Environmental injustices in Southeastern North Carolina

By Kristin Power

Far too long have non-white communities in North Carolina had to suffer from injustices. More recently, these communities in the eastern part of the state have been enduring environmental inequities due to the large concentration of hog and poultry farms. The problem is commercial hog farms are permitted to be placed (by the state of North Carolina) within proximity to already existing residencies. The counties in which they are established are predominantly black counties. These farms utilize open-air waste lagoons and spray fields. The residents of these counties “had higher mortality due to infections, anemia, kidney disease, and perinatal conditions, and higher rates of hospital admissions and ED visits for LBW infants. The observed higher rate of all-cause mortality is consistent with the lower life expectancy in this area” (Kravchenko, Rhew, Akushevich, Agarwal, & Lyerly, 2018).

I believe this to be systemic injustice because the state of North Carolina is permitting these farms to be within proximity to preexisting homes.
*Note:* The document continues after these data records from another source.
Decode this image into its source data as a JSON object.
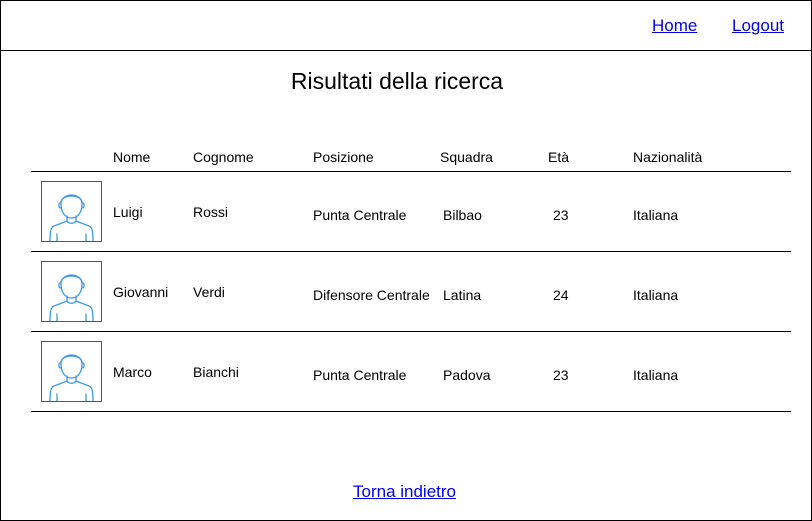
{
  "nav": {
    "home_label": "Home",
    "logout_label": "Logout"
  },
  "page": {
    "title": "Risultati della ricerca",
    "back_label": "Torna indietro"
  },
  "table": {
    "headers": {
      "nome": "Nome",
      "cognome": "Cognome",
      "posizione": "Posizione",
      "squadra": "Squadra",
      "eta": "Età",
      "nazionalita": "Nazionalità"
    },
    "rows": [
      {
        "avatar_icon": "user-avatar-icon",
        "nome": "Luigi",
        "cognome": "Rossi",
        "posizione": "Punta Centrale",
        "squadra": "Bilbao",
        "eta": "23",
        "nazionalita": "Italiana"
      },
      {
        "avatar_icon": "user-avatar-icon",
        "nome": "Giovanni",
        "cognome": "Verdi",
        "posizione": "Difensore Centrale",
        "squadra": "Latina",
        "eta": "24",
        "nazionalita": "Italiana"
      },
      {
        "avatar_icon": "user-avatar-icon",
        "nome": "Marco",
        "cognome": "Bianchi",
        "posizione": "Punta Centrale",
        "squadra": "Padova",
        "eta": "23",
        "nazionalita": "Italiana"
      }
    ]
  },
  "colors": {
    "link": "#0000ee",
    "avatar_stroke": "#3c9be0"
  }
}
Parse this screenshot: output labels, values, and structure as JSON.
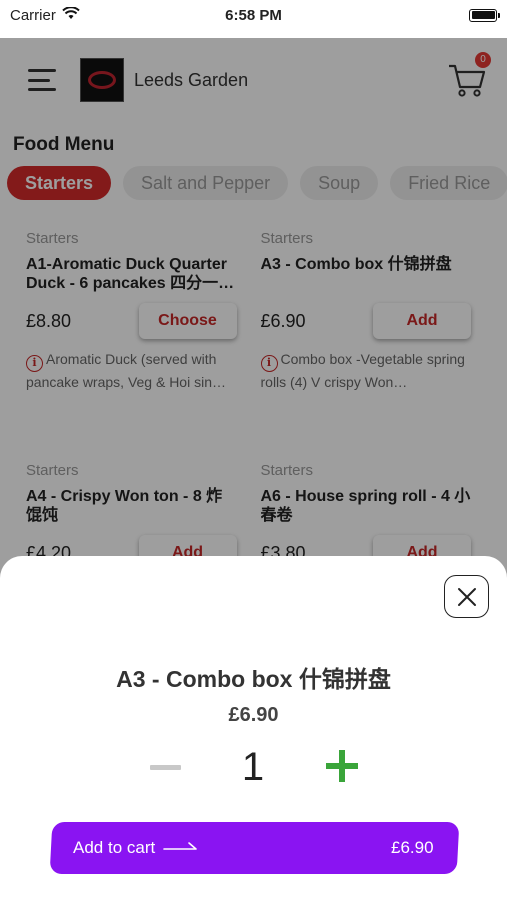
{
  "status_bar": {
    "carrier": "Carrier",
    "time": "6:58 PM"
  },
  "header": {
    "restaurant_name": "Leeds Garden",
    "cart_count": "0"
  },
  "menu": {
    "title": "Food Menu",
    "categories": [
      {
        "label": "Starters",
        "active": true
      },
      {
        "label": "Salt and Pepper",
        "active": false
      },
      {
        "label": "Soup",
        "active": false
      },
      {
        "label": "Fried Rice",
        "active": false
      }
    ],
    "items": [
      {
        "category": "Starters",
        "title": "A1-Aromatic Duck Quarter Duck - 6 pancakes 四分一…",
        "price": "£8.80",
        "button": "Choose",
        "description": "Aromatic Duck (served with pancake wraps, Veg & Hoi sin…"
      },
      {
        "category": "Starters",
        "title": "A3 - Combo box 什锦拼盘",
        "price": "£6.90",
        "button": "Add",
        "description": "Combo box -Vegetable spring rolls (4) V crispy Won…"
      },
      {
        "category": "Starters",
        "title": "A4 - Crispy Won ton - 8 炸馄饨",
        "price": "£4.20",
        "button": "Add",
        "description": ""
      },
      {
        "category": "Starters",
        "title": "A6 - House spring roll - 4 小春卷",
        "price": "£3.80",
        "button": "Add",
        "description": ""
      }
    ]
  },
  "sheet": {
    "title": "A3 - Combo box 什锦拼盘",
    "price": "£6.90",
    "quantity": "1",
    "add_to_cart_label": "Add to cart",
    "add_to_cart_amount": "£6.90"
  },
  "colors": {
    "accent": "#d42b2b",
    "cart_button": "#8a14f2",
    "plus": "#3aa53a"
  }
}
Furthermore, North Carolina is not addressing the environmental inequities faced by these residents. In the latest public hearing, North Carolina Department of Environmental Quality stated, “cumulative health impacts are not currently in the Department’s purview” (Poupart, 2019).

In my opinion, a simple change in how hog waste is handled would be a solution. Also, future hog and poultry farms should not be permitted to be established unless a specified distance from residential areas is met. NCDEQ should also be reviewed based on the blatant disregard of the communities’ health disparities as a result of hog and poultry farms.

This problem is relatable to the hardships, injustices, and inequities faced by Martin Luther King Jr. and John Lewis. These people are trying to fight for equality. However, these people are fighting for equality long after the Civil Rights Act was passed.

Here are two links describing the situation:





Kravchenko, J., Rhew, S. H., Akushevich, I., Agarwal, P., & Lyerly, H. K. (2018). Mortality and Health Outcomes in North Carolina Communities Located in Close Proximity to Hog Concentrated Animal Feeding Operations. North Carolina Medical Journal79(5), 278–288. doi: 10.18043/ncm.79.5.278

Poupart, J. (2019). Environmental Justice. In Hearing Officer’s Report and Response to Public Comments for the Renewal of the State General Permits for Animal Feeding Operations (pp. 24–24). NCDEQ. Retrieved from https://files.nc.gov/ncdeq/Water Resources/Report-of-Proceedings-FInal-04.11.2019.pdf